◆ **WORK INSTRUCTIONS**:
Search the material below for the word "JSON". Copy every line where it is found.

◆ **DATA EXCERPTS**:
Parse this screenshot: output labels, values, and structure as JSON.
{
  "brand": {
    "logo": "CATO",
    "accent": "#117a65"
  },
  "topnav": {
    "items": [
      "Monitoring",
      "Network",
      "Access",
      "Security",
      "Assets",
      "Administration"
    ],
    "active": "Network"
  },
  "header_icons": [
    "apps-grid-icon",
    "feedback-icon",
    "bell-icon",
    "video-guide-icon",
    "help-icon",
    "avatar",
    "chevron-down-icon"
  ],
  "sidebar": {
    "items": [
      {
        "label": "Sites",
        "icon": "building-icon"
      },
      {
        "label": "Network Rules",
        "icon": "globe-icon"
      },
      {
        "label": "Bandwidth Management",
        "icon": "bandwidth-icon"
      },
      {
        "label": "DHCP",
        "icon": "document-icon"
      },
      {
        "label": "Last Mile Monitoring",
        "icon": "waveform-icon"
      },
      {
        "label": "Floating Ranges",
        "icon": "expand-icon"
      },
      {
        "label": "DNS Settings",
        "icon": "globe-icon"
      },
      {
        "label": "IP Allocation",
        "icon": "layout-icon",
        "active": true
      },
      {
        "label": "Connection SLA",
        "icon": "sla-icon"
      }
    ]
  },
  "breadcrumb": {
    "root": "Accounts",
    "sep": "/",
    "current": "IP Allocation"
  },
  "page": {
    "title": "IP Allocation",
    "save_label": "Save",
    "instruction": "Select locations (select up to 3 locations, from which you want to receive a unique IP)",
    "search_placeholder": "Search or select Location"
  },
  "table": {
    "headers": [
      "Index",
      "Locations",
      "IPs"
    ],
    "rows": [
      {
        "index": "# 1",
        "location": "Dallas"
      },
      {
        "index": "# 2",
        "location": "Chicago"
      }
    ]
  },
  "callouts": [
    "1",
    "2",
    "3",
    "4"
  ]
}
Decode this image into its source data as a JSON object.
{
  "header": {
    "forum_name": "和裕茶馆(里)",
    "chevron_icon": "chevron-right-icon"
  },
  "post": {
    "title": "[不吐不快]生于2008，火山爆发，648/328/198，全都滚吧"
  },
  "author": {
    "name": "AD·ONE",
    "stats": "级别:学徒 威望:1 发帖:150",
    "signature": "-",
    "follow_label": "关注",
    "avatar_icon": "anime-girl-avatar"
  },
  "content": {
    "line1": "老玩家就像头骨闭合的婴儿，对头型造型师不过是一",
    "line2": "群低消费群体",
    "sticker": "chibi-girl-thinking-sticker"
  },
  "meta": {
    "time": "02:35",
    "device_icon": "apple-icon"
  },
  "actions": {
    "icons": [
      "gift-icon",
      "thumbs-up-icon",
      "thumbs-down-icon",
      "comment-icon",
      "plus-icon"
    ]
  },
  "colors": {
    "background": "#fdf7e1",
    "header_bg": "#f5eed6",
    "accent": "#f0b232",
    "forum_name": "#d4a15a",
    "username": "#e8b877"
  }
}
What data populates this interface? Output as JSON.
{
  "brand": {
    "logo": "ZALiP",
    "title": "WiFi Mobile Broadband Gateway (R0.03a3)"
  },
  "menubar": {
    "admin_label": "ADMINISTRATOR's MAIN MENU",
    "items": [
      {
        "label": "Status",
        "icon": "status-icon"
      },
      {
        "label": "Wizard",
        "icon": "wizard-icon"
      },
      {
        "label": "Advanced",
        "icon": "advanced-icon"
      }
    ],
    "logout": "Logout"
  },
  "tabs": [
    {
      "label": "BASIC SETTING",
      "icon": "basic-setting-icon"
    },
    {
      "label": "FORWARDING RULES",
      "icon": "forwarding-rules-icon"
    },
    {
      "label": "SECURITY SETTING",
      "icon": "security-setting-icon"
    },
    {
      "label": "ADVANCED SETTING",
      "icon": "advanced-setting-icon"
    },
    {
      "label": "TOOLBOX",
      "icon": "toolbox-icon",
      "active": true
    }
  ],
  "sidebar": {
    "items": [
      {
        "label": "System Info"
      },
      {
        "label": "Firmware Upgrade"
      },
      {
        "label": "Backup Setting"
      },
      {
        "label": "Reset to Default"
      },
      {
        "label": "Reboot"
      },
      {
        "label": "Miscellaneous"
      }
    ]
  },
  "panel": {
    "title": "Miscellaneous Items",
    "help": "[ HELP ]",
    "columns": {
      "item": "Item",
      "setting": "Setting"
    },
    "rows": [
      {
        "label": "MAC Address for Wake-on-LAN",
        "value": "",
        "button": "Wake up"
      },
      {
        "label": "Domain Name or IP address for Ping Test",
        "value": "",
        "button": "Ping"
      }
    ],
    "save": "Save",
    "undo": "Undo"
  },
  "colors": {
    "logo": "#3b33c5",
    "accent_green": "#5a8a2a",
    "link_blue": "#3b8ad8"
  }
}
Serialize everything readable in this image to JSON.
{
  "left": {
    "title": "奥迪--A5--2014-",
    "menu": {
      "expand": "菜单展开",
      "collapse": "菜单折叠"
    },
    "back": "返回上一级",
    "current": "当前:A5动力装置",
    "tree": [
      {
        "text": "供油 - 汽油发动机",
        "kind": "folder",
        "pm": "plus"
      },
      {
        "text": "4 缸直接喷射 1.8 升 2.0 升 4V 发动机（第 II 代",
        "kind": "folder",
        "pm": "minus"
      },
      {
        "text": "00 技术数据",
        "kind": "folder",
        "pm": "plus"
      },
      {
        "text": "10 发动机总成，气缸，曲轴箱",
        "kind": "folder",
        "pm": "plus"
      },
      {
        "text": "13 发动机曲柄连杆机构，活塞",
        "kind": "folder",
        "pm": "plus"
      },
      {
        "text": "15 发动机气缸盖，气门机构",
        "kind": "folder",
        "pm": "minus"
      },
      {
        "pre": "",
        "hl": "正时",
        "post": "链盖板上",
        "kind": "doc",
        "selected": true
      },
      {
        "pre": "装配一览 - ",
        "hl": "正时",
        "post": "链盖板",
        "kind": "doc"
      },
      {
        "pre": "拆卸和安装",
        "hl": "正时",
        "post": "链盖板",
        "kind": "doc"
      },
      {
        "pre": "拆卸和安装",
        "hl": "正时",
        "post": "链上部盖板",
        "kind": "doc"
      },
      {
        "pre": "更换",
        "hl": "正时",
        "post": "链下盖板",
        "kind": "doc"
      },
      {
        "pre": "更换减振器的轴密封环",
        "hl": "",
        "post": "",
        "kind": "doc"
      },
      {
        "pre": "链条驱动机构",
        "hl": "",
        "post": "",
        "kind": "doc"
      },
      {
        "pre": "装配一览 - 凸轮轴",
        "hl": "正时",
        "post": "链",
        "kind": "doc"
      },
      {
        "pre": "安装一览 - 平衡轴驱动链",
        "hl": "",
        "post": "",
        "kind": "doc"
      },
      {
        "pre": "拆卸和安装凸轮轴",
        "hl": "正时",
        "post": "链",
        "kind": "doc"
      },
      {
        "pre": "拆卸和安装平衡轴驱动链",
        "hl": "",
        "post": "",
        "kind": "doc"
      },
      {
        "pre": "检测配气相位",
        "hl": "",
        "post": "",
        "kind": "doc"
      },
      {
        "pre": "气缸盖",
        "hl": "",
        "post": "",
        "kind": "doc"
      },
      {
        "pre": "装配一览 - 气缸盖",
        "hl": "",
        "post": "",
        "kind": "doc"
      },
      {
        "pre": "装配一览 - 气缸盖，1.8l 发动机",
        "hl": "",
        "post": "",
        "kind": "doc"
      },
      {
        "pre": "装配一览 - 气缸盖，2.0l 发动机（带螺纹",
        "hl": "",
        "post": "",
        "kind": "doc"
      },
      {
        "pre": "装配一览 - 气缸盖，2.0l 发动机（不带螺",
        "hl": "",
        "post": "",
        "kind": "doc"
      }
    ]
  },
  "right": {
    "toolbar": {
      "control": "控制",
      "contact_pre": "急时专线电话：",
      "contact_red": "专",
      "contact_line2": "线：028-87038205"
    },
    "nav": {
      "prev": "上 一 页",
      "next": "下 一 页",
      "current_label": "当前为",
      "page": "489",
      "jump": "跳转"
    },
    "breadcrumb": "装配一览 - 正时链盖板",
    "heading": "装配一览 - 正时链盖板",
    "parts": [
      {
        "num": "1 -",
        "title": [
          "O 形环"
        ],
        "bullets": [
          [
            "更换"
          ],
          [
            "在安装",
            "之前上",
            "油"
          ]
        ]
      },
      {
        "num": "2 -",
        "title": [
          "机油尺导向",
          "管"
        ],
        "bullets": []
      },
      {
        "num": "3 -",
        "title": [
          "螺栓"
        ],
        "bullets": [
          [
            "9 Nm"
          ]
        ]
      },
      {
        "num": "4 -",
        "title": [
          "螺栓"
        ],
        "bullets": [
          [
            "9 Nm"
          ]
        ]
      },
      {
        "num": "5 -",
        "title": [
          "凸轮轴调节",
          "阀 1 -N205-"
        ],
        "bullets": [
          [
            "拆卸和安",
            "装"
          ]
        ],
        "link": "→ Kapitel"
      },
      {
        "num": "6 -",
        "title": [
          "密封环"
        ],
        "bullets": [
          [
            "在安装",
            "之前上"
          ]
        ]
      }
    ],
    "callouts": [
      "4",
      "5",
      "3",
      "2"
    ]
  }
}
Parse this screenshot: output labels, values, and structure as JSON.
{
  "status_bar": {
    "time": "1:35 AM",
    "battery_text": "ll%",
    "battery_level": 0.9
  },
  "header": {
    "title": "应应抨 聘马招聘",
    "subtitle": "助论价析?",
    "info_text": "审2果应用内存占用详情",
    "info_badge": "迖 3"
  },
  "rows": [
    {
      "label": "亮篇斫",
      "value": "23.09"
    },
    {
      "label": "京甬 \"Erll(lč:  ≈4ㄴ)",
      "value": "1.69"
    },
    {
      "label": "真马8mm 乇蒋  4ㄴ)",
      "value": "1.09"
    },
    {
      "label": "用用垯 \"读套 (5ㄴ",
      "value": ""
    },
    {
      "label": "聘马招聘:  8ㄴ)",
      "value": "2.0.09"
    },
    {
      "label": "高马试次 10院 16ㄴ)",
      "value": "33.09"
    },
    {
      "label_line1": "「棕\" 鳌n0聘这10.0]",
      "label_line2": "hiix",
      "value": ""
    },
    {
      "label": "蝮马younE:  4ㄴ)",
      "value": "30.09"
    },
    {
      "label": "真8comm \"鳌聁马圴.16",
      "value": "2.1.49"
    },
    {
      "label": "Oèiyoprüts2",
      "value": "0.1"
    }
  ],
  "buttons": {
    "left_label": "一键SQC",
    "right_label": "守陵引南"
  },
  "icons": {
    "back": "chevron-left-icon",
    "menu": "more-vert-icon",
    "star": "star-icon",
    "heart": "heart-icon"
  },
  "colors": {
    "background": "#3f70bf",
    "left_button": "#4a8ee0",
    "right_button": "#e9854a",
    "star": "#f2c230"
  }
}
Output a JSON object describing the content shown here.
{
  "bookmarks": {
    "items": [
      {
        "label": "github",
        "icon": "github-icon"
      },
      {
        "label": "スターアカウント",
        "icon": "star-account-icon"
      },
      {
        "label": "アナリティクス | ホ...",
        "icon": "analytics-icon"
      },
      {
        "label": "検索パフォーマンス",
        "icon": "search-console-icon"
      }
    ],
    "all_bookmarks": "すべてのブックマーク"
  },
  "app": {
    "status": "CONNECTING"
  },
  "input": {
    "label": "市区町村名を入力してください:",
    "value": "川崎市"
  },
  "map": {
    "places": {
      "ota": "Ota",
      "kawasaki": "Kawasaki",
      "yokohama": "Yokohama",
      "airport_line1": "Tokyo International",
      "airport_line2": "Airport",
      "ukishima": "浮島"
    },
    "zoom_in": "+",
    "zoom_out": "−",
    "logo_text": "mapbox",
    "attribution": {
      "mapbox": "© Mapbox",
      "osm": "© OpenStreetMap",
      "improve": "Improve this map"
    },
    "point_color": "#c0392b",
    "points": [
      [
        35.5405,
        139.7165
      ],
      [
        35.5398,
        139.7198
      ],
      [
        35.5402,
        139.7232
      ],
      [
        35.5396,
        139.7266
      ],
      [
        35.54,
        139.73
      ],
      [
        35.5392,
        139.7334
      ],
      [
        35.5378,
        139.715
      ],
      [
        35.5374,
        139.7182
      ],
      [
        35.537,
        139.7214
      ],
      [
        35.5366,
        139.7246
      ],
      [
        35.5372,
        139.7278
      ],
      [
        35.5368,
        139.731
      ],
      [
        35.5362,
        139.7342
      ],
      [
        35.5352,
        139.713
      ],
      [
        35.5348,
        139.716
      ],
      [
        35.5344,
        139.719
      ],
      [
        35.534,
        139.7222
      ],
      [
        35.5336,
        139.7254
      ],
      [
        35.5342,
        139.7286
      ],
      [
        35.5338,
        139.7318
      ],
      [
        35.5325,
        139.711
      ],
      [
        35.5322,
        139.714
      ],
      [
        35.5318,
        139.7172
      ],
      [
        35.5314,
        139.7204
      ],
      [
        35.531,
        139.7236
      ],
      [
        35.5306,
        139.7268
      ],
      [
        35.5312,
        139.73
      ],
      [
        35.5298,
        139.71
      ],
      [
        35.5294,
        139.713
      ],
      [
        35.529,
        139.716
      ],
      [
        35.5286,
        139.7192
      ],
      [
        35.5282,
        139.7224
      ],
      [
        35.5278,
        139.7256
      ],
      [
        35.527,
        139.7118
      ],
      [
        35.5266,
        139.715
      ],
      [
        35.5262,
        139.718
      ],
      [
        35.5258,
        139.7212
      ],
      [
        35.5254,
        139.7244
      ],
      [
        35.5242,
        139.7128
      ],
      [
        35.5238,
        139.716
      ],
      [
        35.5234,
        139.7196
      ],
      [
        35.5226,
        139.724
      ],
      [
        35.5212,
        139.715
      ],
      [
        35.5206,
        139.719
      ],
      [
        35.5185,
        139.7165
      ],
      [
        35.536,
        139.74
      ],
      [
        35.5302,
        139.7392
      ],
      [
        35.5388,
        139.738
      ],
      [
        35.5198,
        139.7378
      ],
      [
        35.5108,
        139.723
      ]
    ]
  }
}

◆ **PROBLEM SOLUTION**:
Parse this screenshot: output labels, values, and structure as JSON.
Decode this image into its source data as a JSON object.
What data populates this interface? Output as JSON.
Serialize everything readable in this image to JSON.
Parse this screenshot: output labels, values, and structure as JSON.
Output a JSON object describing the content shown here.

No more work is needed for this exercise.